• **ASSIGNMENT**: Skip every image and restate the data word for word.

• **RECORDS SUPPLIED**:
::::::

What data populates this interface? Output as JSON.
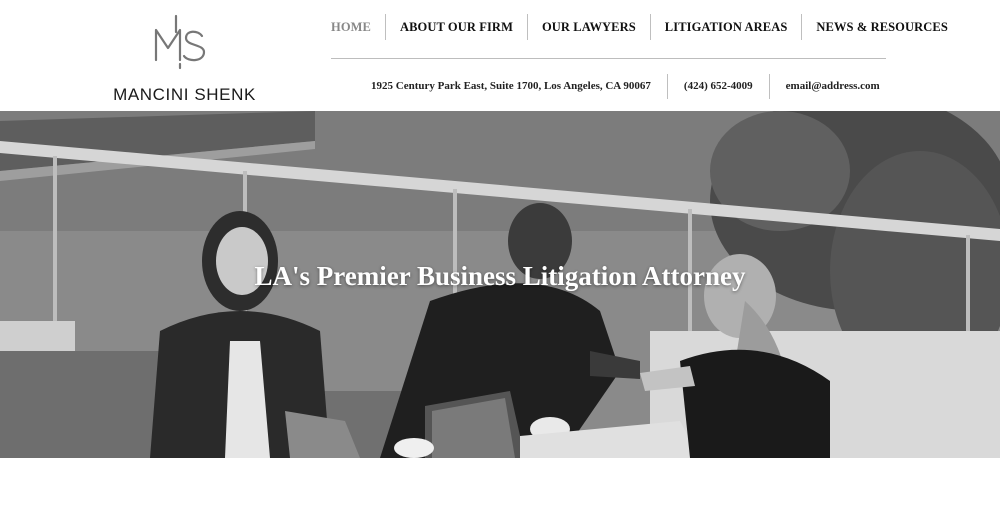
{
  "brand": {
    "monogram": "MS",
    "name": "MANCINI SHENK"
  },
  "nav": {
    "items": [
      {
        "label": "HOME",
        "active": true
      },
      {
        "label": "ABOUT OUR FIRM",
        "active": false
      },
      {
        "label": "OUR LAWYERS",
        "active": false
      },
      {
        "label": "LITIGATION AREAS",
        "active": false
      },
      {
        "label": "NEWS & RESOURCES",
        "active": false
      }
    ]
  },
  "contact": {
    "address": "1925 Century Park East, Suite 1700, Los Angeles, CA 90067",
    "phone": "(424) 652-4009",
    "email": "email@address.com"
  },
  "hero": {
    "title": "LA's Premier Business Litigation Attorney",
    "image_description_icon": "business-handshake-photo"
  },
  "colors": {
    "text": "#111111",
    "nav_active": "#888888",
    "divider": "#bdbdbd",
    "hero_title": "#ffffff"
  }
}
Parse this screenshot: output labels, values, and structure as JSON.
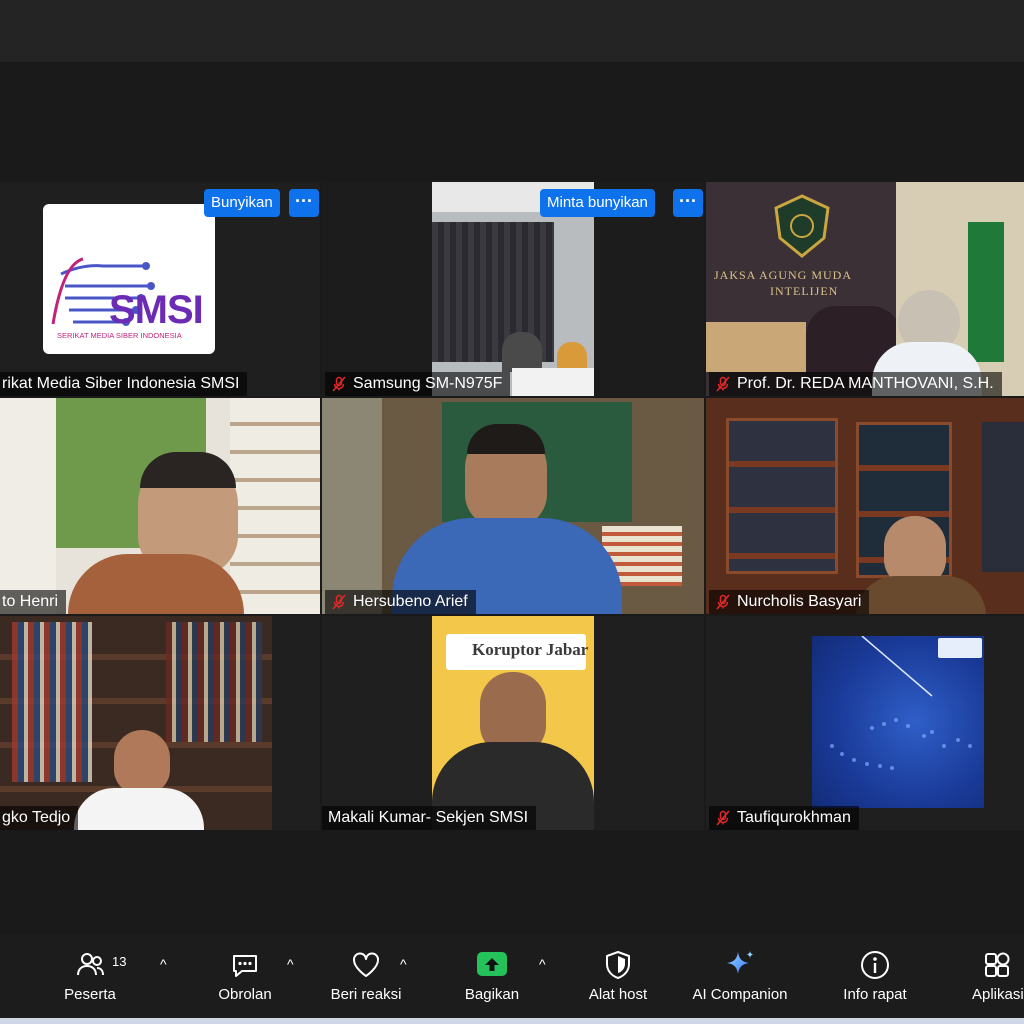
{
  "tiles": {
    "smsi": {
      "name": "rikat Media Siber Indonesia SMSI",
      "logo_text": "SMSI",
      "logo_sub": "SERIKAT MEDIA SIBER INDONESIA",
      "unmute": "Bunyikan",
      "more": "···"
    },
    "samsung": {
      "name": "Samsung SM-N975F",
      "ask_unmute": "Minta bunyikan",
      "more": "···"
    },
    "reda": {
      "name": "Prof. Dr. REDA MANTHOVANI, S.H.",
      "wall_text_1": "JAKSA AGUNG MUDA",
      "wall_text_2": "INTELIJEN"
    },
    "henri": {
      "name": "to Henri"
    },
    "hersubeno": {
      "name": "Hersubeno Arief"
    },
    "nurcholis": {
      "name": "Nurcholis Basyari"
    },
    "tedjo": {
      "name": "gko Tedjo"
    },
    "makali": {
      "name": "Makali Kumar- Sekjen SMSI",
      "banner": "Koruptor Jabar"
    },
    "taufiq": {
      "name": "Taufiqurokhman"
    }
  },
  "toolbar": {
    "participants": {
      "label": "Peserta",
      "count": "13"
    },
    "chat": {
      "label": "Obrolan"
    },
    "reactions": {
      "label": "Beri reaksi"
    },
    "share": {
      "label": "Bagikan"
    },
    "host_tools": {
      "label": "Alat host"
    },
    "ai": {
      "label": "AI Companion"
    },
    "info": {
      "label": "Info rapat"
    },
    "apps": {
      "label": "Aplikasi"
    },
    "caret": "^"
  },
  "colors": {
    "accent": "#0e72ed",
    "share_green": "#25c15a",
    "mic_red": "#e02828"
  }
}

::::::

• **ANSWER SECTION**:
What data populates this interface? Output as JSON.
{
  "brand": {
    "monogram": "MS",
    "name": "MANCINI SHENK"
  },
  "nav": {
    "items": [
      {
        "label": "HOME",
        "active": true
      },
      {
        "label": "ABOUT OUR FIRM",
        "active": false
      },
      {
        "label": "OUR LAWYERS",
        "active": false
      },
      {
        "label": "LITIGATION AREAS",
        "active": false
      },
      {
        "label": "NEWS & RESOURCES",
        "active": false
      }
    ]
  },
  "contact": {
    "address": "1925 Century Park East, Suite 1700, Los Angeles, CA 90067",
    "phone": "(424) 652-4009",
    "email": "email@address.com"
  },
  "hero": {
    "title": "LA's Premier Business Litigation Attorney",
    "image_description_icon": "business-handshake-photo"
  },
  "colors": {
    "text": "#111111",
    "nav_active": "#888888",
    "divider": "#bdbdbd",
    "hero_title": "#ffffff"
  }
}
Parse this screenshot: output labels, values, and structure as JSON.
{
  "tiles": {
    "smsi": {
      "name": "rikat Media Siber Indonesia SMSI",
      "logo_text": "SMSI",
      "logo_sub": "SERIKAT MEDIA SIBER INDONESIA",
      "unmute": "Bunyikan",
      "more": "···"
    },
    "samsung": {
      "name": "Samsung SM-N975F",
      "ask_unmute": "Minta bunyikan",
      "more": "···"
    },
    "reda": {
      "name": "Prof. Dr. REDA MANTHOVANI, S.H.",
      "wall_text_1": "JAKSA AGUNG MUDA",
      "wall_text_2": "INTELIJEN"
    },
    "henri": {
      "name": "to Henri"
    },
    "hersubeno": {
      "name": "Hersubeno Arief"
    },
    "nurcholis": {
      "name": "Nurcholis Basyari"
    },
    "tedjo": {
      "name": "gko Tedjo"
    },
    "makali": {
      "name": "Makali Kumar- Sekjen SMSI",
      "banner": "Koruptor Jabar"
    },
    "taufiq": {
      "name": "Taufiqurokhman"
    }
  },
  "toolbar": {
    "participants": {
      "label": "Peserta",
      "count": "13"
    },
    "chat": {
      "label": "Obrolan"
    },
    "reactions": {
      "label": "Beri reaksi"
    },
    "share": {
      "label": "Bagikan"
    },
    "host_tools": {
      "label": "Alat host"
    },
    "ai": {
      "label": "AI Companion"
    },
    "info": {
      "label": "Info rapat"
    },
    "apps": {
      "label": "Aplikasi"
    },
    "caret": "^"
  },
  "colors": {
    "accent": "#0e72ed",
    "share_green": "#25c15a",
    "mic_red": "#e02828"
  }
}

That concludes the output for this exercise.